The ROM‐ACT Project, taking into account the contributions and recommendations of previous research studies, had as main objective to widen and improve Roma women’s access to non‐formal and informal learning validation systems in Europe in order to promote their educative, labour and social integration. The project contributed to the improvement of the current national systems of validation by bringing them closer to the needs of non‐academic people and more disadvantaged groups, as the Roma community.
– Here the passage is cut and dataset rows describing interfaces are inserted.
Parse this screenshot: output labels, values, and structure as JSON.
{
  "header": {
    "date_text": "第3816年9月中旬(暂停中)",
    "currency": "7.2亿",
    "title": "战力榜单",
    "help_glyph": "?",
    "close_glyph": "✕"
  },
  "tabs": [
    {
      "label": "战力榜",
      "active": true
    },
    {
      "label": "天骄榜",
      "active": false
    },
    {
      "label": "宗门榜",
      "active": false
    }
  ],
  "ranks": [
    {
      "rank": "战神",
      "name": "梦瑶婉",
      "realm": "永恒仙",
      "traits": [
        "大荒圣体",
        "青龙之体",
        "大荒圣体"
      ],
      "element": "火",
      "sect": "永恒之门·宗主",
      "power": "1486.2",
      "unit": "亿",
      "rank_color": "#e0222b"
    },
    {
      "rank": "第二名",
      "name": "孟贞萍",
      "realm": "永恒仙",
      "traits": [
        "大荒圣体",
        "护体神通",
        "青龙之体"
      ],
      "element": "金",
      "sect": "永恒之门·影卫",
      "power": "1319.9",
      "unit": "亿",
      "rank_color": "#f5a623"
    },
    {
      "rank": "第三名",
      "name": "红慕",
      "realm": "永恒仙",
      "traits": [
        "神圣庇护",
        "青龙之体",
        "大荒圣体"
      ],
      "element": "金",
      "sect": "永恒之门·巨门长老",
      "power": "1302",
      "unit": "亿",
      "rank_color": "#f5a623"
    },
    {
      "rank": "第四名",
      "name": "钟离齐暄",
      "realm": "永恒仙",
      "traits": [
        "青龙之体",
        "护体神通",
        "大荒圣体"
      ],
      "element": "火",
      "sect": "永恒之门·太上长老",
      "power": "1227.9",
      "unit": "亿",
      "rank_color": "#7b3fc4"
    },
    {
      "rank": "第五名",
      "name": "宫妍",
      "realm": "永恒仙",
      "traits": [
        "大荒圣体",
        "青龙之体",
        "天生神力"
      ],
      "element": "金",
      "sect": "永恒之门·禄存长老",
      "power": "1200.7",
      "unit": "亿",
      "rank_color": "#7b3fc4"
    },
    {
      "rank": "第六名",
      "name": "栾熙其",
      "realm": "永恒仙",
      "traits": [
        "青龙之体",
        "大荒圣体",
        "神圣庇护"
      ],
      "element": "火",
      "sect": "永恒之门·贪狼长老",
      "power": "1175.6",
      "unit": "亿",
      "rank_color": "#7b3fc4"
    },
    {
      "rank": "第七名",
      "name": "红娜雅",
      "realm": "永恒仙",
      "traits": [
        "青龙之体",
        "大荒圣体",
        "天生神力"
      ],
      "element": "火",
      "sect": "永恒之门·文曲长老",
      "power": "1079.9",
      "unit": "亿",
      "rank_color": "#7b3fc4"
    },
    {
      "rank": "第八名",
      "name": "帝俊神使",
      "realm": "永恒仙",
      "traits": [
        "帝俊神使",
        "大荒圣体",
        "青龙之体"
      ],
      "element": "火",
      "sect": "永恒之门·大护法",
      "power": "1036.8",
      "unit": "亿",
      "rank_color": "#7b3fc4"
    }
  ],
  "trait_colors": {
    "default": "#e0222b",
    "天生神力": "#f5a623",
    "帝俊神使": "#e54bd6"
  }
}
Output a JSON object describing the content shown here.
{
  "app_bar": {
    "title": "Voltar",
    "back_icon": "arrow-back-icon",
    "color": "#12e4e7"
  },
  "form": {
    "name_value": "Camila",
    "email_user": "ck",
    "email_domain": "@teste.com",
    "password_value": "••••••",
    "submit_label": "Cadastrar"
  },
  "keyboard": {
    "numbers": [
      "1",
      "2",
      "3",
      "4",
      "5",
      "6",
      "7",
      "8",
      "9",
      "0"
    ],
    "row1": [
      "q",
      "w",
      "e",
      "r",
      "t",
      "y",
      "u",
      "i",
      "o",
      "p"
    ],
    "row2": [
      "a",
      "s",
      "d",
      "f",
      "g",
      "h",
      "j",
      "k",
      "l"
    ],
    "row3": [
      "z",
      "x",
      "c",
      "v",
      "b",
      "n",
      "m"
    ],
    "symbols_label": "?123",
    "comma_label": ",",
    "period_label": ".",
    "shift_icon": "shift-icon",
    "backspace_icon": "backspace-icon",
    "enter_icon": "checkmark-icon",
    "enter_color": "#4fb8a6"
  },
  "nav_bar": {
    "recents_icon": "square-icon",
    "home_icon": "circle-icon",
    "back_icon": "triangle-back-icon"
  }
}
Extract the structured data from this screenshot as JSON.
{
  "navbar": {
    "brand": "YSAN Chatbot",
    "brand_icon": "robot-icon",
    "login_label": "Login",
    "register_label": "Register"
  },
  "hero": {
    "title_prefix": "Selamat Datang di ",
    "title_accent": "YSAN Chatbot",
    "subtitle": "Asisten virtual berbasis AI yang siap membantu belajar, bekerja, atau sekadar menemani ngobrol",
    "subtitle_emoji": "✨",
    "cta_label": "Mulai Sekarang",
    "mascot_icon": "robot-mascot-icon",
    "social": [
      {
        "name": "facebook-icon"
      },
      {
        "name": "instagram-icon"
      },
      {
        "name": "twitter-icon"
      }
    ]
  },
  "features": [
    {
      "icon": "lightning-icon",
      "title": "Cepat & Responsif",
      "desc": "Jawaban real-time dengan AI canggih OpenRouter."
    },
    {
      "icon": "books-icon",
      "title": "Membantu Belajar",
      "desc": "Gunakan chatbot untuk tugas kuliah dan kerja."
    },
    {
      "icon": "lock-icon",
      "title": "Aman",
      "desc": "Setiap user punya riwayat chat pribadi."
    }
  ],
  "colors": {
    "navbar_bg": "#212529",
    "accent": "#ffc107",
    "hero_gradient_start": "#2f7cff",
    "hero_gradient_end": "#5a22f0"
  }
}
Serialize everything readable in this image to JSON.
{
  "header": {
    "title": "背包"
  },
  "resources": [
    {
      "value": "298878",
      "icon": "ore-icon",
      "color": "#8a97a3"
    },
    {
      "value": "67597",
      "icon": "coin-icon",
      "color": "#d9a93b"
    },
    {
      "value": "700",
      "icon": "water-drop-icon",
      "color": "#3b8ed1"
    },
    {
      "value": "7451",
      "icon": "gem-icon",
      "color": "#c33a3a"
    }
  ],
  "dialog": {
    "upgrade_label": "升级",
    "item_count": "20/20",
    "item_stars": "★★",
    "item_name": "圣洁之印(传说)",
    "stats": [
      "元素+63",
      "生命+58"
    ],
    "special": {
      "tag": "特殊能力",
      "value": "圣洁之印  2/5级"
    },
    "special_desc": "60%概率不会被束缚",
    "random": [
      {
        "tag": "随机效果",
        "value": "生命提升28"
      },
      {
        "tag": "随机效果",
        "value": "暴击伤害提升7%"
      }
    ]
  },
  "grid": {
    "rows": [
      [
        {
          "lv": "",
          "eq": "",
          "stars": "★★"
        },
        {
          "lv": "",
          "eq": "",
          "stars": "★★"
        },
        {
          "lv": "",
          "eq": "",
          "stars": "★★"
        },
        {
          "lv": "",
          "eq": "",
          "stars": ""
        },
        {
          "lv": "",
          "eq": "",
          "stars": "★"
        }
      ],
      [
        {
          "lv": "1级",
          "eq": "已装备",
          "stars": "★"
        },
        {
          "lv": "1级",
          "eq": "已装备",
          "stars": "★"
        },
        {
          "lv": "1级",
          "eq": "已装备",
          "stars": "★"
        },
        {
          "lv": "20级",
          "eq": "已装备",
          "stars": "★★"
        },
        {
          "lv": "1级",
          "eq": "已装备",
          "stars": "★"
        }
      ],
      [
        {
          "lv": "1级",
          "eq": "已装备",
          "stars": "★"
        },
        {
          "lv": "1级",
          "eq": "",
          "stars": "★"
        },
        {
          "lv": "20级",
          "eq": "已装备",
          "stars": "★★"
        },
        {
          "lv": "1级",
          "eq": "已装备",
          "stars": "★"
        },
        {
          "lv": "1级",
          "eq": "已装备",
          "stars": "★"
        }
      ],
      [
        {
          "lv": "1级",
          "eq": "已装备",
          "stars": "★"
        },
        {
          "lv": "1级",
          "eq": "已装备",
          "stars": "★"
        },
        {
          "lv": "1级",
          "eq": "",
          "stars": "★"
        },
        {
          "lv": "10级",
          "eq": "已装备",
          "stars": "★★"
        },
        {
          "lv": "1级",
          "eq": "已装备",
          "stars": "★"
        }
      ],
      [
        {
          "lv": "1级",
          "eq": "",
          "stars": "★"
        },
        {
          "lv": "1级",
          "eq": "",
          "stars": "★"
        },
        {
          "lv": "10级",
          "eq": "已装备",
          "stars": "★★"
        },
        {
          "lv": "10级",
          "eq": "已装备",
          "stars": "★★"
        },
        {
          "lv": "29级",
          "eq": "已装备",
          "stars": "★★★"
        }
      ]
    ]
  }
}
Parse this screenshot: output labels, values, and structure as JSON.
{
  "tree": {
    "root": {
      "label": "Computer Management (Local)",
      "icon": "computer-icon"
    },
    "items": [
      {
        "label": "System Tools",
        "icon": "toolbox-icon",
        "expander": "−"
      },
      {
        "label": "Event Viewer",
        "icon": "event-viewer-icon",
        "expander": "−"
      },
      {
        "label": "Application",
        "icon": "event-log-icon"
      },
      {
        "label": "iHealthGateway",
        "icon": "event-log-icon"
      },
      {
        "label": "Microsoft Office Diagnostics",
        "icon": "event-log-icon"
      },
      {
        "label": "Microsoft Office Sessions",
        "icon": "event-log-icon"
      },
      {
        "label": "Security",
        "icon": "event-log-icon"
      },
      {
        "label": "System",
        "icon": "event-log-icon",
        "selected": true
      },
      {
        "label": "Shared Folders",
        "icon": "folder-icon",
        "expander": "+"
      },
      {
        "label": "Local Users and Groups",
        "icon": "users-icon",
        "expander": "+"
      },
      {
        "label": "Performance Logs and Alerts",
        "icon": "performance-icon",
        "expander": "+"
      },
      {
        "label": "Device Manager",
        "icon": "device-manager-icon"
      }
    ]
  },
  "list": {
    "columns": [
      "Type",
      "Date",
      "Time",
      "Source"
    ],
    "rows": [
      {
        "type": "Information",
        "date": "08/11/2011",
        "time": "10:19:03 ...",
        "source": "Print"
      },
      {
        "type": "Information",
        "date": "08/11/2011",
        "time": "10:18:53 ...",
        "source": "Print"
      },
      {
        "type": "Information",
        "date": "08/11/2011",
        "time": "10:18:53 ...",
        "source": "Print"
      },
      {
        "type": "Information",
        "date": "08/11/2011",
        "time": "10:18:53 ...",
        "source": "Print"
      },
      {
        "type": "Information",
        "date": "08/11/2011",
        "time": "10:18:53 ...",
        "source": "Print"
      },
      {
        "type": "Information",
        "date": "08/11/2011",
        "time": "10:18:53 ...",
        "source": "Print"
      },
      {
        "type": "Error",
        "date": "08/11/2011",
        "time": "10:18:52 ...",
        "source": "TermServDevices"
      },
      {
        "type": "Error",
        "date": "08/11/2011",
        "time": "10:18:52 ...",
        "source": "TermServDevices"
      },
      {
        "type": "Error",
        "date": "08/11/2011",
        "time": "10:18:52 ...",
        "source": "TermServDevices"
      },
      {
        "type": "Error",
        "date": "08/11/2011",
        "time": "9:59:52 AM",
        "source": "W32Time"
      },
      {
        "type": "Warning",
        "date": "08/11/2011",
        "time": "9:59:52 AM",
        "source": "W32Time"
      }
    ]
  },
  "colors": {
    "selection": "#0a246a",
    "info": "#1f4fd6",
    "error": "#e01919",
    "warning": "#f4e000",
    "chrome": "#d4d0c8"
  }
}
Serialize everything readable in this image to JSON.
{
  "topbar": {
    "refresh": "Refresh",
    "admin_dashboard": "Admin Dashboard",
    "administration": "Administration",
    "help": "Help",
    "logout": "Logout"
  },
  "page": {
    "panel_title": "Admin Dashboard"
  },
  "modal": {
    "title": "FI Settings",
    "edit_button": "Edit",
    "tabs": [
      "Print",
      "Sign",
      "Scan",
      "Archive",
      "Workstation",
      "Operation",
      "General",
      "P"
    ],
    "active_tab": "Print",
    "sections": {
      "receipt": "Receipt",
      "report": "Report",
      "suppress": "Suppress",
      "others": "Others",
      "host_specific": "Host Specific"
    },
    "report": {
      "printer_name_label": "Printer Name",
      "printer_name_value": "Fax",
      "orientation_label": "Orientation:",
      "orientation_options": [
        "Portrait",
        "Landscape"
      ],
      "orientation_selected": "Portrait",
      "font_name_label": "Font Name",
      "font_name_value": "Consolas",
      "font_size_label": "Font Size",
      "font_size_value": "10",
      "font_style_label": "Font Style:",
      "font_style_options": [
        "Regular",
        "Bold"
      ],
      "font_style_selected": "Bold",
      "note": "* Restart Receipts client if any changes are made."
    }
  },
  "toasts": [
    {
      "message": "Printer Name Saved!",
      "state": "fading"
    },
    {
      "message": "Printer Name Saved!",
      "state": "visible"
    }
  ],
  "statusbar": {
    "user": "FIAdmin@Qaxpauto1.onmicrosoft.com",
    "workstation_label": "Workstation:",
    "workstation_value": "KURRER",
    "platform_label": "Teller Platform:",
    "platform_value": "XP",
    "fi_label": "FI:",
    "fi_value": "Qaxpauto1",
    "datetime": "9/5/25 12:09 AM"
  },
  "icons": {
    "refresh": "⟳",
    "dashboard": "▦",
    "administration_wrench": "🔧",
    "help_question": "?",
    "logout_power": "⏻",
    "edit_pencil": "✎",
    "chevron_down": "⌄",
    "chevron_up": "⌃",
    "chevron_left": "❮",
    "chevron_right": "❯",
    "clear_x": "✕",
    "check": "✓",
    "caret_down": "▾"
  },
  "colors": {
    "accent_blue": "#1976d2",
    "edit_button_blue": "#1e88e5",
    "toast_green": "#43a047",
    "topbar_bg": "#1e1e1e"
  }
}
The project also promoted and improved the access of non‐academic people to the national systems of validation, encouraging civil society organizations to support non‐academic Roma women in their process of informal and non‐ formal learning validation.

Innovative character

  • Its methodology: involving non-academic Roma women in discussion groups and including their contributions in the main outputs.
  • Direct participation of Roma women
  • Specific recommendations made by Roma women, organizations and policy makers were added to the project through the European Report and the Policy paper
  • Its approach: All the contributions were made through an inter- and intra-generational dialogue among Roma women of different ages and backgrounds.

Main project outcomes

  • Five National Reports and one European Report with the state of affairs of non‐formal and informal learning validation systems in Europe and recommendations made by Roma women and civil organizations
  • Fifty non‐academic Roma women whose non‐formal and informal learning was validated
  • An awareness raising campaign that included, among others, a DVD with interviews of Roma women explaining their successful validation experiences, a European guide to support organizations in the accompaniment of non‐academic groups in the validation process, and the project website
  • A lobbying campaign to impact validation policies
  • A network of associations involved in validation accompaniment

The partners of the project were organizations from Greece, Romania, Ireland, the Czech Republic and Spain.

At the beginning of 2016 the project “ROM‐ACT:  Widening Roma women’s access to non‐formal and informal validation systems” was selected as a “success story” by a panel of experts from the Directorate‐General  for Education and Culture of the European Commission. It has also been marked as such in the Erasmus+ Project Results Platform.

Duration: 2013-2014.